This article is an overview of the complicated issues that face K-12 students with disabilities as they study in the fields of science, math and technology. In particular, it focuses on the importance of building solid foundations in the math and science basics.
Volume IV Number 4, December 1997
Welcome to a special edition of EASI's "Information Technologies and Disabilities" Journal. This quarter's edition will focus on science, math and technology issues for K-12 students with disabilities . EASI's general focus for the past several years has been on both post-secondary education and the workforce. Within the scope of creating materials to help prepare individuals with disabilities to compete in higher education and the workplace, EASI's work has touched on K-12 issues in the past. However, this is the first edition of the journal that will exclusively focus on K-12 challenge s and strategies.
This edition of the journal is partially supported by EASI's National Science Foundation grant to compile and disseminate information about K-12 science, math, engineering and technology access.
The material in this edition of the journal has been contributed by individuals who have been working in the K-12 science and math arena.
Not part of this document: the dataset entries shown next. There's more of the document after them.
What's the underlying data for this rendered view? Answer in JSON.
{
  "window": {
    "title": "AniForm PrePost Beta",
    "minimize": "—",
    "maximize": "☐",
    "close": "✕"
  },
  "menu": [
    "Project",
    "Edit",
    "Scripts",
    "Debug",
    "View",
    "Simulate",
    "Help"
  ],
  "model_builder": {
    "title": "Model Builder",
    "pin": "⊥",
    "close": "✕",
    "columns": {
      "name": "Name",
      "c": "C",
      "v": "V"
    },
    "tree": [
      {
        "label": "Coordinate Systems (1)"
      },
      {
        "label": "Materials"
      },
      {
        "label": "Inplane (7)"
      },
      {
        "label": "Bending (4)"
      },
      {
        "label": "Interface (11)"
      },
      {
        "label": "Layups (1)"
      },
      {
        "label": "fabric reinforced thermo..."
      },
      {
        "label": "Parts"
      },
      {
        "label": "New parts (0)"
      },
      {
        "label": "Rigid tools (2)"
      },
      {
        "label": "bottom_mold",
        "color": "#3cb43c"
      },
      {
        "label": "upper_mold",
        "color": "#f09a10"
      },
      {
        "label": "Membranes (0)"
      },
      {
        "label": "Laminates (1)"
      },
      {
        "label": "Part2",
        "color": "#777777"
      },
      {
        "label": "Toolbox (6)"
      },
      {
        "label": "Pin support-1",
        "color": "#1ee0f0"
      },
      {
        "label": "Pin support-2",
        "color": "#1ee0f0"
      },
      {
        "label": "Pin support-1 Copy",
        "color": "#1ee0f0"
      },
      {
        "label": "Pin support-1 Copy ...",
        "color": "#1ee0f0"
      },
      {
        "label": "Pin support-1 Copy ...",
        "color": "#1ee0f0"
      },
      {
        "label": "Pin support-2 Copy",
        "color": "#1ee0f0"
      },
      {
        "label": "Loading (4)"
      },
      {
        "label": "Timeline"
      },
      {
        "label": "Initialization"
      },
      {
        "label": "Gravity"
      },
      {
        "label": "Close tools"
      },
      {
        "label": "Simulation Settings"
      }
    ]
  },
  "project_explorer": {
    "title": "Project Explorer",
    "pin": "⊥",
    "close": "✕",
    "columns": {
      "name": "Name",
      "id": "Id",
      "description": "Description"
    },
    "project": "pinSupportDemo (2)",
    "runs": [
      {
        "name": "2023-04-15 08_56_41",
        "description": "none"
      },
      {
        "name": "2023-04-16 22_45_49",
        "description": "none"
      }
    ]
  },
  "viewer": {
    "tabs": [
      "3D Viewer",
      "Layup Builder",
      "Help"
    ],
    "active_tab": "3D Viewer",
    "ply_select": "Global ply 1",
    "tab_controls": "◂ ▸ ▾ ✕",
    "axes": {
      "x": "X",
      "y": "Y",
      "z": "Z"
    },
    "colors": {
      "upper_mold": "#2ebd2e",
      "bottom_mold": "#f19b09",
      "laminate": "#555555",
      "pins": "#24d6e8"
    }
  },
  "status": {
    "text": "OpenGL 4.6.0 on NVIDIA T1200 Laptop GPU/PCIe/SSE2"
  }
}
We think their insights will prove valuable to you.
We hope you enjoy this issue of the ITD Journal, and we encourage your comments and reactions.
ITD Journal Special K-12 Issue Editor
This article examines the value of peer relationships for students with disabilities. In particular, it looks at computer-mediated communication between students with disabilities and how such communication can ease social isolation that often is a by-product of having a disability.
This article describes one of several National Science Foundation projects that focus on helping young students with disabilities prepare for study and work in the technical fields. Project Gold is an innovative program at the University of Minnesota that focuses on preparing and encouraging girls with disabilities so that they can study and work in the science, math, engineering and technology fields.
This article is an excellent overview of the problems facing teachers who are tasked with teaching science to all students in their charge. It focuses on ICOR, a project that teamed science and special education educators to examine the benefit of designing science curriculum that addressed the needs of students with disabilities, rather than trying to add on to existing science programs.
This article is an overview of some science, engineering and math resources available on the World Wide Web. The author includes comments on what Web sites are readily accessible and which ones need a little more work. The article ends with an important plea for advocacy.
This article focuses on a tactile system for making graphics accessible to blind and visually impaired individuals.